● **INPUT DATA**:
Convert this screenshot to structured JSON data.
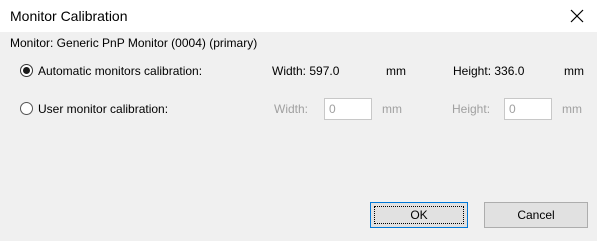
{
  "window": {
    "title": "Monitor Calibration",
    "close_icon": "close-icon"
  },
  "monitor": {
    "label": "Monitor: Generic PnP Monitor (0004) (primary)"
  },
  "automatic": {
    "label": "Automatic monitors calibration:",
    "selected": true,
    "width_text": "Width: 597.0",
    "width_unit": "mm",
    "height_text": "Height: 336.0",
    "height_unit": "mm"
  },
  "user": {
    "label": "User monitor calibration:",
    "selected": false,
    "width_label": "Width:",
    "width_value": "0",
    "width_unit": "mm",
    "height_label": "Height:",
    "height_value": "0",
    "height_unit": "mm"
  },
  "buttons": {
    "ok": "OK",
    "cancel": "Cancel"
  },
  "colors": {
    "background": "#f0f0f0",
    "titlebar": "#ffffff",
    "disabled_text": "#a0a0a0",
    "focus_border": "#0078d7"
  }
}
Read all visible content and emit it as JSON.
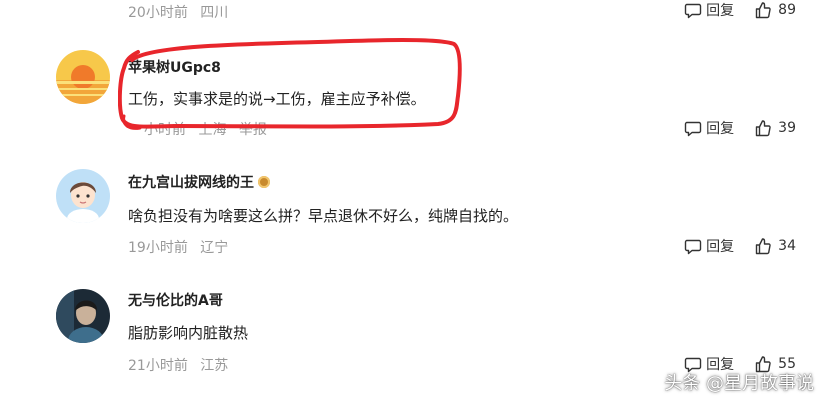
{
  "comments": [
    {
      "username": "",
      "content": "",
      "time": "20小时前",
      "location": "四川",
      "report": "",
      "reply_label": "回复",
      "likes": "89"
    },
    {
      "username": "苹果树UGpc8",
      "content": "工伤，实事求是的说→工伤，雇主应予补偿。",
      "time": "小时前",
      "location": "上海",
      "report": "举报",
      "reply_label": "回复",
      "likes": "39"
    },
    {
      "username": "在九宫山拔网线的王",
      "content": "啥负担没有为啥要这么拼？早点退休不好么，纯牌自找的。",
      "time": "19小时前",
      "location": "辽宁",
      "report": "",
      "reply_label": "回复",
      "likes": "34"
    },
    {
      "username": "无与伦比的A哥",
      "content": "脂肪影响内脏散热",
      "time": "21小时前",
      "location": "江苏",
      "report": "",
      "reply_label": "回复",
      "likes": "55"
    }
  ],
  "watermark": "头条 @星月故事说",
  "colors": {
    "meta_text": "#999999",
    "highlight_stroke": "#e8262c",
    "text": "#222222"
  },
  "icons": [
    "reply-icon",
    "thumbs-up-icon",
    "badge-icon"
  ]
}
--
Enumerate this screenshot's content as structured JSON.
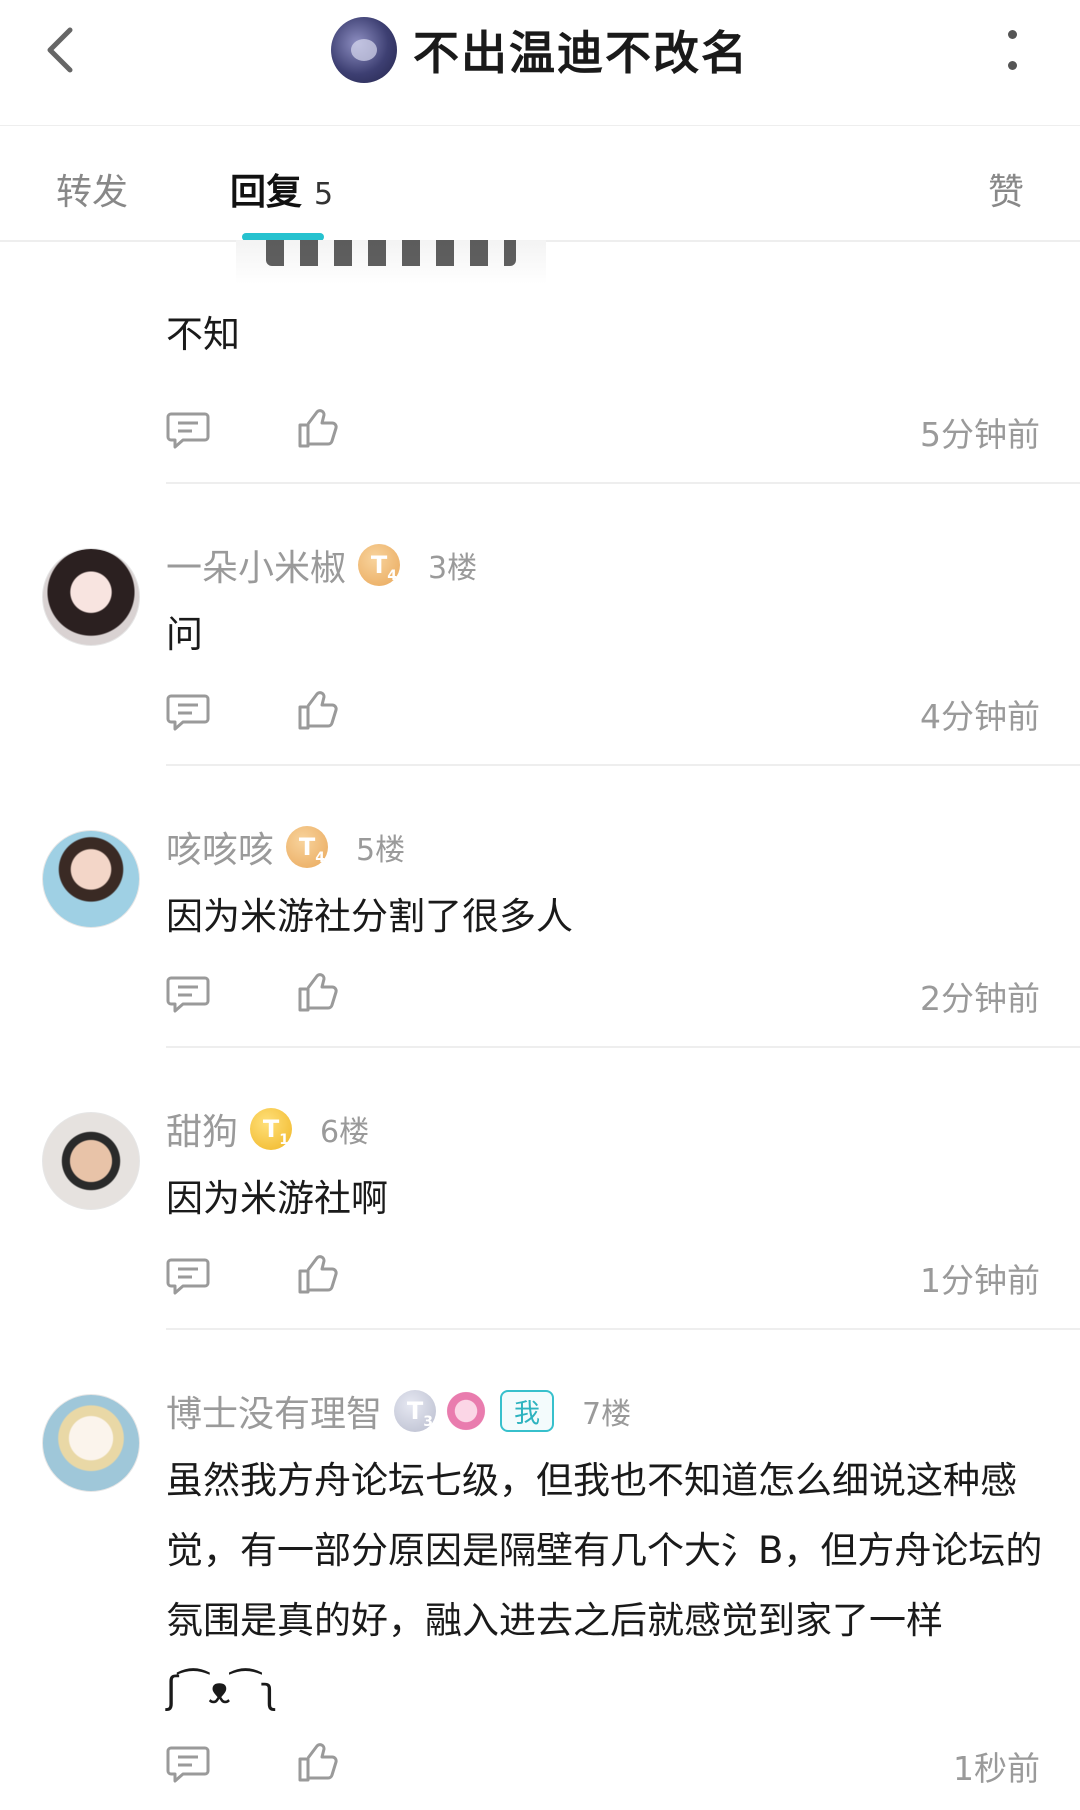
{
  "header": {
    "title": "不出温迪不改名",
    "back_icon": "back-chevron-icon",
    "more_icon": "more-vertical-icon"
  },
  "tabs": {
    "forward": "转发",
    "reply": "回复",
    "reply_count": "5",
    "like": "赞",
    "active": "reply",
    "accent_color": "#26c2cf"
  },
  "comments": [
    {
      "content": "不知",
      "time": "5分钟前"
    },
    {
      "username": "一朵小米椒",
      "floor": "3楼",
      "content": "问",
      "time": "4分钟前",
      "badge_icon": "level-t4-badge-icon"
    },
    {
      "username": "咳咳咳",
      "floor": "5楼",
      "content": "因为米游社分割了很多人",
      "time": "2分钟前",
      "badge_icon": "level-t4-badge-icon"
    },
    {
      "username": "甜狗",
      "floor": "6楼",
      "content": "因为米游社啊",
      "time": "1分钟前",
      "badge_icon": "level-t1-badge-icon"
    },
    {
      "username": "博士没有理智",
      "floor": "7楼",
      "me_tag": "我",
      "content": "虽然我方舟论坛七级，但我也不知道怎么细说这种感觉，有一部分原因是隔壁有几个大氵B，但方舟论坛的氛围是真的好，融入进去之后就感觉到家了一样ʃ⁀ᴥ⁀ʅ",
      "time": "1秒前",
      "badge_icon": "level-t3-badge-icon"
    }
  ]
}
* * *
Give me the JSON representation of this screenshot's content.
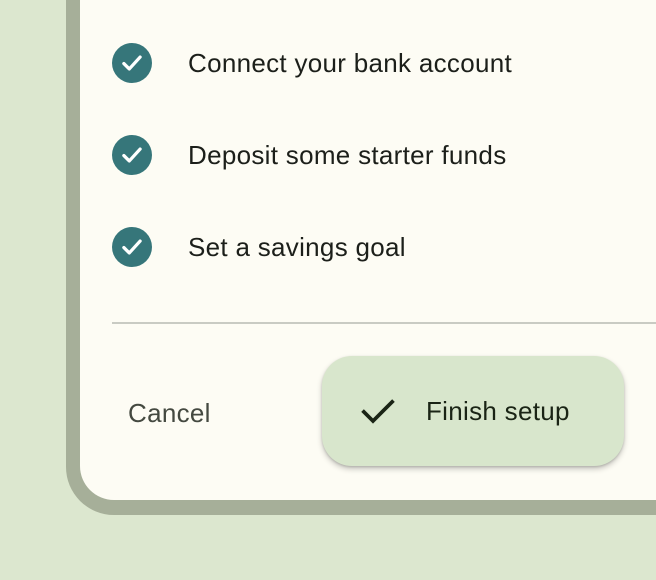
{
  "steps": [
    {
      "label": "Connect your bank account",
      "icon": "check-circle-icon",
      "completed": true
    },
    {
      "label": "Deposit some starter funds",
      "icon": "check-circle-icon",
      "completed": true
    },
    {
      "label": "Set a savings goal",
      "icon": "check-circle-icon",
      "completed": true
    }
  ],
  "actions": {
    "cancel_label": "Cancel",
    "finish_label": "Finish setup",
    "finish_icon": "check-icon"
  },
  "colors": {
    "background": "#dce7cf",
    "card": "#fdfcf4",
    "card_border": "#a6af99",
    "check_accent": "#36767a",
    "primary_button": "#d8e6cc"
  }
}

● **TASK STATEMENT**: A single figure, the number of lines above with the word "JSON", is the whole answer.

● **YOUR RESPONSE**: 4